Premenstrual syndrome likelihood decreases with greater iron consumption

(RxWiki News) Iron can reduce fatigue and prevent anemia. Now, women may have another reason to add more of the mineral to their diet: to ease PMS symptoms.

New research showed that women who consumed a diet rich in iron were up to 40 percent less likely to have premenstrual syndrome (PMS) compared to women who consumed less iron.

Knowing which micro-minerals can help with the mood swings and bloating that come with PMS could provide some comfort to women before and during their periods. 

"Talk to your doctor about iron supplements."

PMS is marked by physical and emotional symptoms linked with the luteal phase of a woman's menstrual cycle, or the week going into her period.

Elizabeth Bertone-Johnson, PhD, associate professor in the School of Public Health and Health Sciences at the University of Massachusetts Amherst, and colleagues measured the mineral intake of about 3,000 women who were part of the Nurses' Health Study II.

The participants were surveyed about their food consumption three times over a 10-year period.

At the end of the 10 years, 1,057 women with an average age of 40 years were diagnosed with PMS. Another 1,986 women were PMS-free.

Results showed that women who consumed the most non-heme iron - a type of iron found mainly in plant foods and dietary supplements - were 30 to 40 percent less likely to have PMS symptoms compared to women who consumed the least.
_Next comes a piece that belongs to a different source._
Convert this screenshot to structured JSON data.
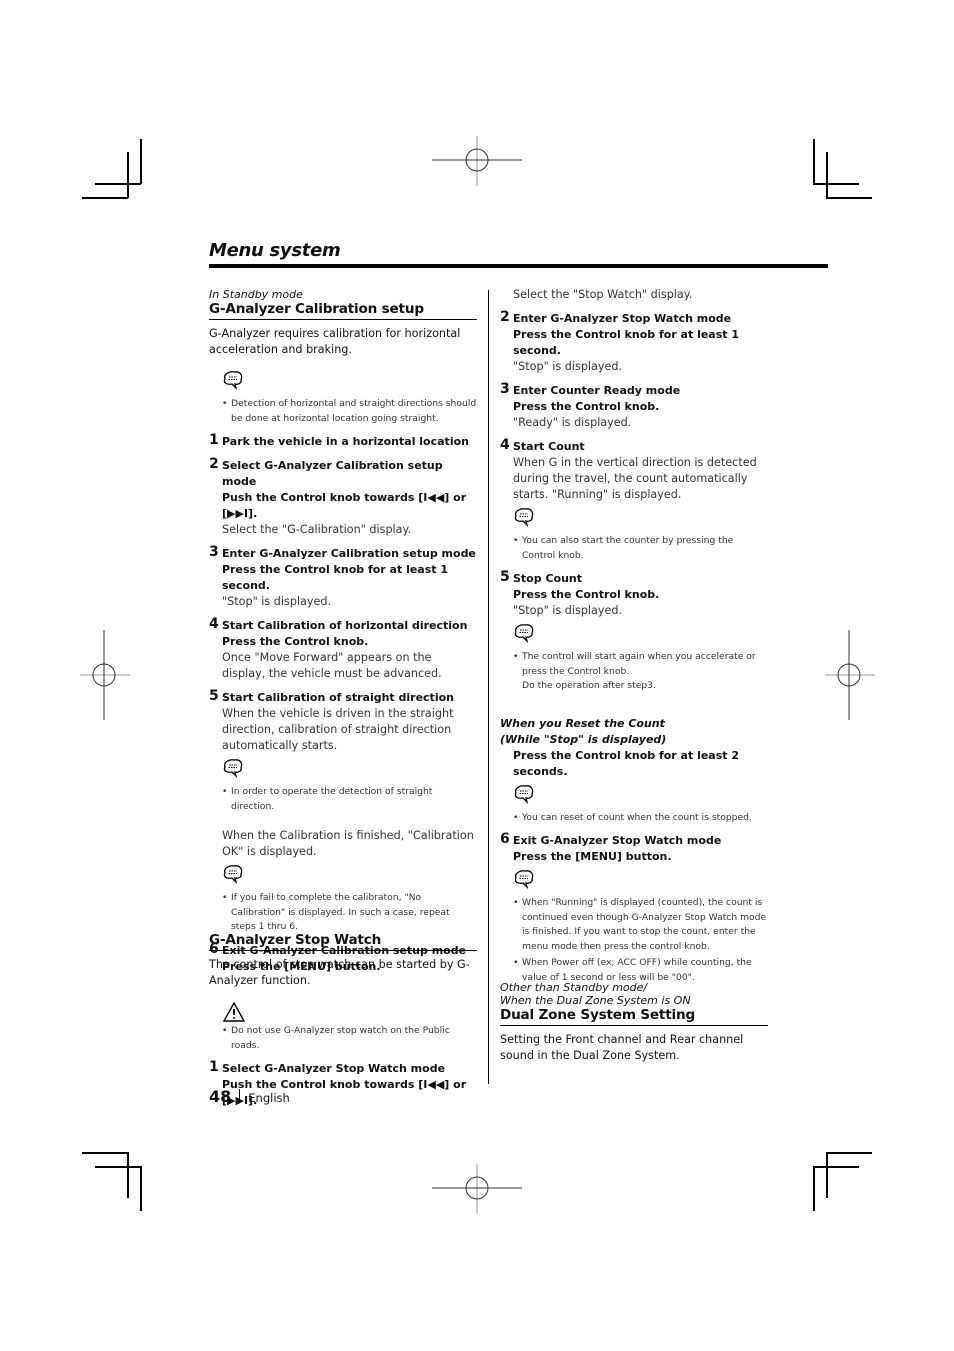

Consuming more than 20 milligrams of iron per day improved PMS symptoms. That amount is higher than the recommended dietary allowance, according to researchers, for women between 20 and 40 years of age.

"Although one serving of iron-fortified cereal provides this level of intake (100 percent of the recommended dietary allowance), it may otherwise be difficult to achieve this level from food sources alone," researchers wrote in their report.

"Additional studies of iron and PMS are needed to confirm this finding and determine whether the benefits of iron supplementation outweigh the potential harmful effects," they wrote.

Results also showed that other minerals affected PMS symptoms. Taking zinc supplements, or consuming about 25 milligrams per day, cut the risk of PMS symptoms by more than 20 percent.

Women who consumed the most potassium (recommended daily allowance of 4,700 milligrams per day), on the other hand, were about one and a half times more likely to have PMS symptoms than women who consumed the least.

Sodium, manganese and magnesium were not linked to PMS risk.

The authors noted that they did not look at daily symptom records to identify women with PMS.

Furthermore, their findings focused on women diagnosed with PMS after 25 years of age. As such, the findings may not be applicable to adolescent girls or young adults with PMS.

The study was published February 26 in the American Journal of Epidemiology. The authors did not declare any conflicts of interest.

The study was supported by GlaxoSmithKline Consumer Healthcare, Rexall/Cellasene and a Public Health Services grant from the National Cancer Institute.

Review Date: 
February 26, 2013